From Content to Context – City 2.0
TedPrize just announced that they will be awarding their prize purse of $100,000 to an idea instead of a person this year. The idea is “City 2.0”, a way of looking at developing and interconnecting buildings creating a more sustainable environment in which the world’s ever increasing population can live, while tackling the big issues of pollution and resource management.
The facilitation of City 2.0 is driven by the success of Web 2.0 and the increasing delivery of the internet to mobile data and wifi enabled devices, as well as the increased availability, integration and complexity of government owned data.
Using the transition into Web 2.0 as the template, and its starting point of the Dot.Com crash, it could be interpreted that the latest real estate collapse could be paving the way for a transition into City 2.0. Web 2.0 was about facilitating social interaction online and turning text data into visual data. City 2.0 could more aptly be seen as a transition of unconnected buildings, to data generating connected buildings, providing information over a network, to be used in planning, strategy and program development.
Some challenges the transition of City 2.0 may have to overcome revolve around safety and finances. The Web 2.0 movement was largely powered by volunteer programmers developing open source lines of codes for social, not monetary gain. In an industry such as construction there are safety concerns and building code requirements that need to be maintained, these can limit the possible uses and collection of data, as well as increase the severity of any errors.

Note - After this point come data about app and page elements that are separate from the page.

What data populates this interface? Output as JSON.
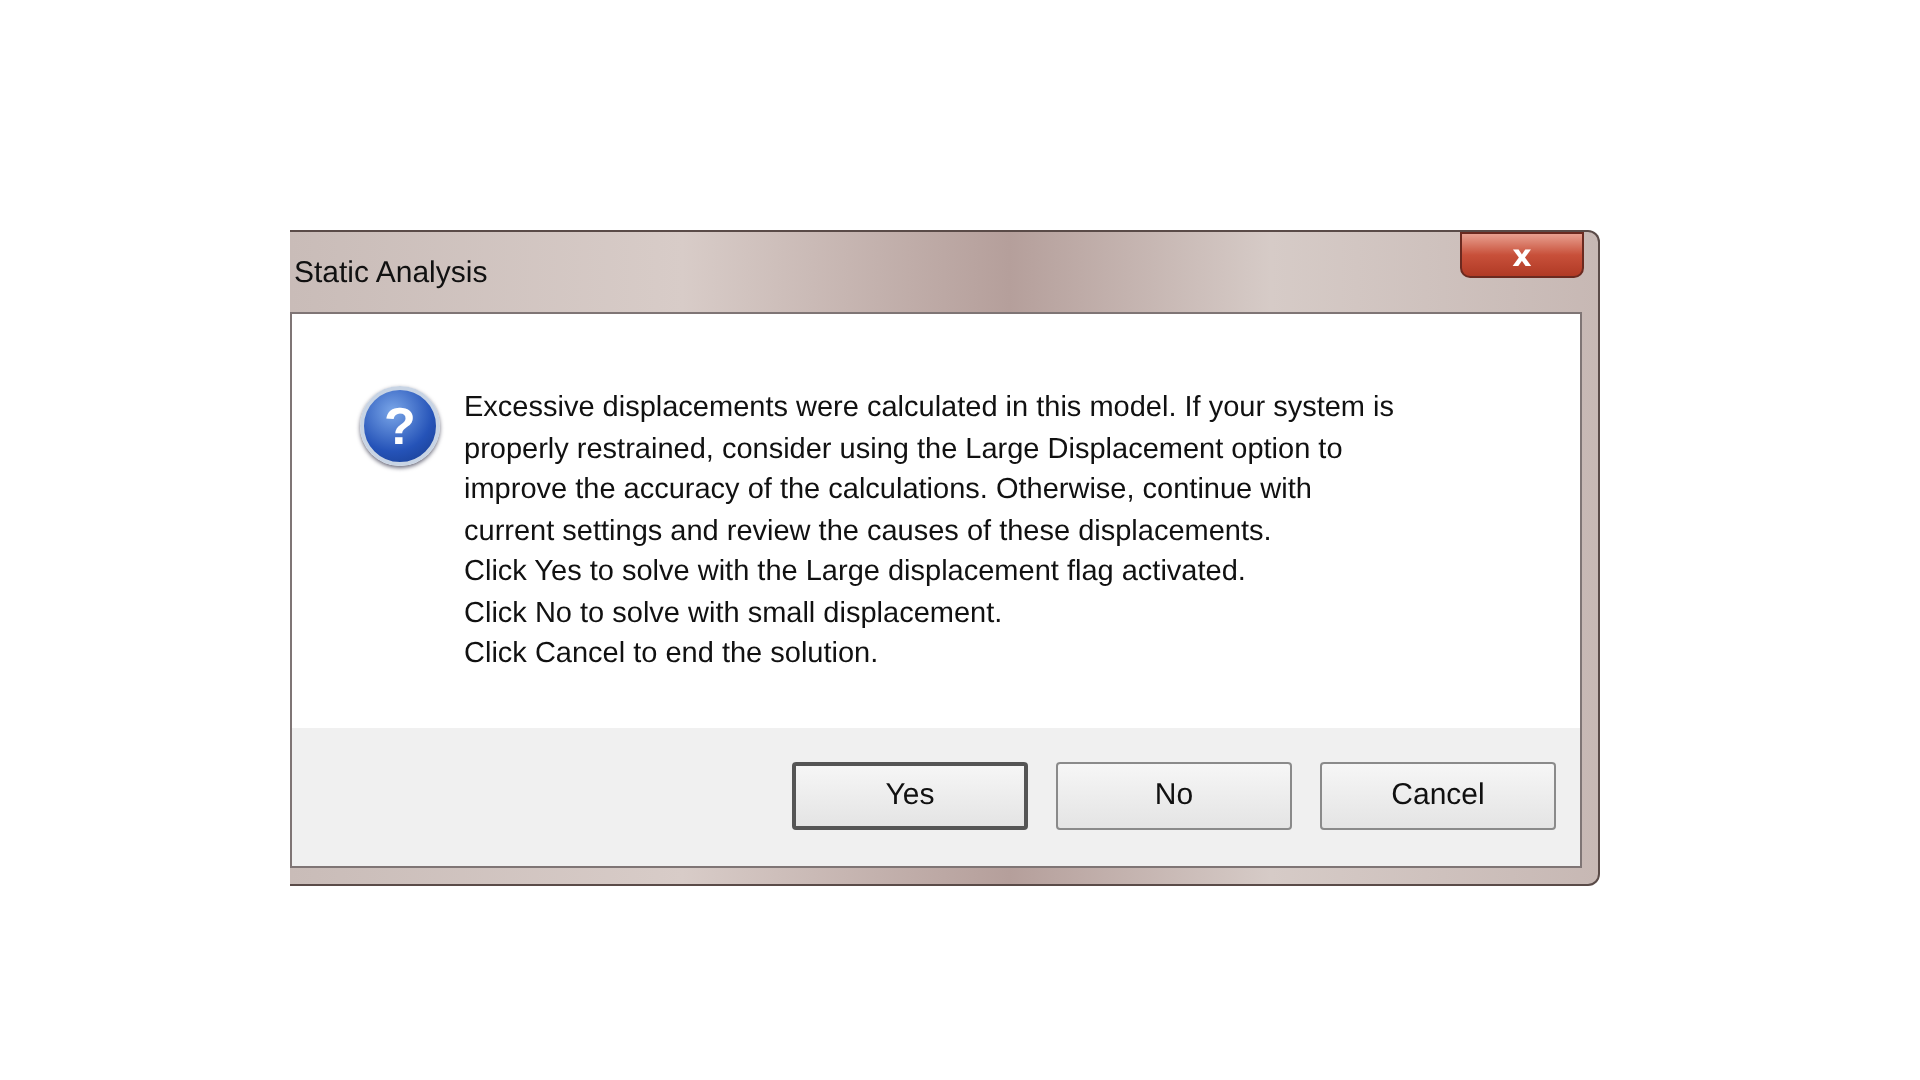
{
  "window": {
    "title": "Static Analysis",
    "close_label": "x"
  },
  "icon": "?",
  "message_lines": [
    "Excessive displacements were calculated in this model. If your system is",
    "properly restrained, consider using the Large Displacement option to",
    "improve the accuracy of the calculations.  Otherwise, continue with",
    "current settings and review the causes of these displacements.",
    "Click Yes to solve with the Large displacement flag activated.",
    "Click No to solve with small displacement.",
    "Click Cancel to end the solution."
  ],
  "buttons": [
    {
      "label": "Yes",
      "default": true
    },
    {
      "label": "No",
      "default": false
    },
    {
      "label": "Cancel",
      "default": false
    }
  ]
}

Financially the Web 2.0 revolution has seen three major revenue models:
- Advertising model, which relies on users accessing free services to witness contextual and dynamic ads, i.e. Google AdWords,
- Pay-per use model, whereby some users pay for a service that will target other users using the service for free, i.e. eBay sellers, LinkedIn Job Postings
- Aggregated data model, pulling data from many different sources allowing users to browse and compare large datasets, revenue can be generated through lead referrals, or selling generated reports from tracking the analytics of how users browse the aggregated data.
City 2.0 would most likely develop revenue models combining those of Web 2.0 with the standard revenue streams of rent, retail or manufacturing. Online it’s said that content is king. In person, context reigns, generated data would only be as useful as the understanding of external events which lead to its creation.
Img Via Phot[o]lin